I really have no idea how many times I interviewed RBG over the years - suffice to say dozens and dozens. My personal favorite was a long interview I did with her in the late Justice Antonin Scalia before an audience of about 1,500 in Washington. I loved it especially because these two ideological opposites were such good friends. And in that interview, they came to play.


ANTONIN SCALIA: Besides which, she's a very nice person. She likes opera. You know, what's not to like?


SCALIA: Except her views of the law, of course.

TOTENBERG: They fought over ideology respectfully, laughed lovingly about experiences shared and let the audience see how two justices of very different views could love each other despite those differences.

Few know how hard she tried to take care of her husband all by herself in the last year of his life. I called one day to ask if we could bring food. No, she said. But she sounded so down that I asked if she'd like David to come over and examine Marty. Oh, yes, came the reply. I stayed in the living room while David went to the bedroom.

Ruth had not slept all night. She was trying to take care of her darling husband, who was way bigger than she was - help him to the bathroom, give him sponge baths - all that kind of thing. David did what he could to make Marty comfortable, and then he discussed the situation with the two of them, finally telling her, Ruth, I have Medicaid patients who have more help than you do.

I sometimes was asked how I could remain such good friends with RBG at the same time that I covered her as a reporter. The answer was really pretty simple. If you're lucky enough to be friends with someone like Ruth Bader Ginsburg, starting when both of you were young, you understand that each of you has a job, and it has to be done professionally and without favor. In fact, I never got a decent tip from her - not ever - though being her friend did get harder towards the end of her life. Even then, though, she seemed to understand.

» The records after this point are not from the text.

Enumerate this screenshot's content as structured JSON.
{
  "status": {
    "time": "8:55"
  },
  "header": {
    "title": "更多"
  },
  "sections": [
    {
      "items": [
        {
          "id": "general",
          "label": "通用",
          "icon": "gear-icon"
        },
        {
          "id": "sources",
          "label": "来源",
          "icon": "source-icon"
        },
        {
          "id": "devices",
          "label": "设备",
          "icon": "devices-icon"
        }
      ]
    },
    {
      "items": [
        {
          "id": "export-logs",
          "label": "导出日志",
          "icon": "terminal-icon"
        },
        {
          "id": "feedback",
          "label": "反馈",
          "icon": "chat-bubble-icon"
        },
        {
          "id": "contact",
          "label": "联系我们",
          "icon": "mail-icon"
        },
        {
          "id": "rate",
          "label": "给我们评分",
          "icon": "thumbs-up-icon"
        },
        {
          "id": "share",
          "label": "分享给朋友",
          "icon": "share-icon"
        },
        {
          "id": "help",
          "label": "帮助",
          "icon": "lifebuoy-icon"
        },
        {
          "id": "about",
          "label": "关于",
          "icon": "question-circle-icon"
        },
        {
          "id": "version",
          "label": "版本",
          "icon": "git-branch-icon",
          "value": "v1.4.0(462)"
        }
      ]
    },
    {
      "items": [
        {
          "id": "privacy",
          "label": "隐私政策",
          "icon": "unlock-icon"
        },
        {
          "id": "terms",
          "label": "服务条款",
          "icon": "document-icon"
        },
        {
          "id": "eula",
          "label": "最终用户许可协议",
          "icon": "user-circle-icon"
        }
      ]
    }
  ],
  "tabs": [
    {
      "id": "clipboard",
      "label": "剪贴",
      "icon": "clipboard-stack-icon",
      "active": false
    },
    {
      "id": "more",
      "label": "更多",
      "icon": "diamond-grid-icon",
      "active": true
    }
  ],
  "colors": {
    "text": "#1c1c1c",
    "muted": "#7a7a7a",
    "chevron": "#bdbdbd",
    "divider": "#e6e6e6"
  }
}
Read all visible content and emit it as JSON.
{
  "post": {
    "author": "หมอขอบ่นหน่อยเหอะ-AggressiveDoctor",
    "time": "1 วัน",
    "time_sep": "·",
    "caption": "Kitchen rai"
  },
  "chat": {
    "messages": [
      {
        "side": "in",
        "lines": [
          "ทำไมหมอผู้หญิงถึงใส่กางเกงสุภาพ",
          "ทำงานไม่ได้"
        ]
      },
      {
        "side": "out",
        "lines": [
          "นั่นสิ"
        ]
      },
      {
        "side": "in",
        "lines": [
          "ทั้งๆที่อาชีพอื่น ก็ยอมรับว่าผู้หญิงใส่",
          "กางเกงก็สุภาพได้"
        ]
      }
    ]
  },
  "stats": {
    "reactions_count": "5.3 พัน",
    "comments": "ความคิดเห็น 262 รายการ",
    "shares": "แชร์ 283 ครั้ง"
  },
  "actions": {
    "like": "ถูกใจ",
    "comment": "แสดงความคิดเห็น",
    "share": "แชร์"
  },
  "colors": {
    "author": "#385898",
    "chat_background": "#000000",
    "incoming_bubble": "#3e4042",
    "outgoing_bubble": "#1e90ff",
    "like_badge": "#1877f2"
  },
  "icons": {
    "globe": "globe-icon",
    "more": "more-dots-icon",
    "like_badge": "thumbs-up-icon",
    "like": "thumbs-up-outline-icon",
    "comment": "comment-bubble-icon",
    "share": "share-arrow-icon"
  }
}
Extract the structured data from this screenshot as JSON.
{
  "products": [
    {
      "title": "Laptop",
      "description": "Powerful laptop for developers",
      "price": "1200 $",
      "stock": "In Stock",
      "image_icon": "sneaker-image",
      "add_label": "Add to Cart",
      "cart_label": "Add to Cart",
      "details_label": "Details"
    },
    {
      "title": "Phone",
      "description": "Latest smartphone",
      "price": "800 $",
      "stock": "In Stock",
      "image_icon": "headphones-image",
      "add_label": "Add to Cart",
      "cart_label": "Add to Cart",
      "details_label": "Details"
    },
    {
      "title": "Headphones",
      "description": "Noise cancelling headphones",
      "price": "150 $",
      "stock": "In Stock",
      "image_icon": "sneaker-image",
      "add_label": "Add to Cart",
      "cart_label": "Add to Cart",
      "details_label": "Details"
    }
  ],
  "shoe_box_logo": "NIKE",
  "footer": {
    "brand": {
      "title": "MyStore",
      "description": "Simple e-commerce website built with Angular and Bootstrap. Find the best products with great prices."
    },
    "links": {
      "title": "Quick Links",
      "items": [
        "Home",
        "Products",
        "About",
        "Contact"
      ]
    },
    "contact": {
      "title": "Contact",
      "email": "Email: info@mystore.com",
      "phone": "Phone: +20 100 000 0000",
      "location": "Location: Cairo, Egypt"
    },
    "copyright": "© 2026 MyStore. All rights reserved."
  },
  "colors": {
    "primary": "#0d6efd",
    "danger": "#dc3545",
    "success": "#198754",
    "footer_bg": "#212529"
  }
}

At the end of 2018, she called on my husband, David, to help her navigate the onset of lung cancer. For some six weeks, he knew what was going on, supervised her biopsy and talked with RBG and her family. But I knew nothing of what was transpiring. I was kept in the dark. As it happened, the biopic about RBG, "On The Basis Of Sex," was premiering in December, and over the course of a couple of weeks, she was to make a bunch of appearances. I was the interviewer for all of these, as in this exchange.


TOTENBERG: Fairly early on in the movie, there's a sex scene. I wonder what you thought of the sex scene.

GINSBURG: Well, what I thought of it was that Marty would have loved it.


TOTENBERG: We ended up in New York, where, unbeknownst to me, Ruth, her daughter Jane and my husband David were meeting at Memorial Sloan Kettering Cancer Center with an array of doctors to make plans for her surgery and treatment. At the last of our interviews, I remember cutting it short because as I looked into her eyes, I thought how terribly tired she looked.

The night before the surgery, David sat me down to tell me what was going to happen the next morning. I confess I cried. Just hours later, she was in the operating room. And that night, as I prepared to do a TV shot, David and I met for a quick dinner. At about 8:00 p.m., my cellphone rang. It was Ruth. She was, as she put it, sitting up in a chair eating a consomme soup that is far better than I had any right to expect.

She was calling me, she said, because she wanted me to know why she had forbidden David to say anything to me about what was going on. I can still hear her memorable words. I just didn't want you to be trapped between your friendship for me and your obligations as a journalist.

This is Nina Totenberg in Washington.


Nina Totenberg is NPR's award-winning legal affairs correspondent. Her reports air regularly on NPR's critically acclaimed newsmagazines All Things Considered, Morning Edition, and Weekend Edition.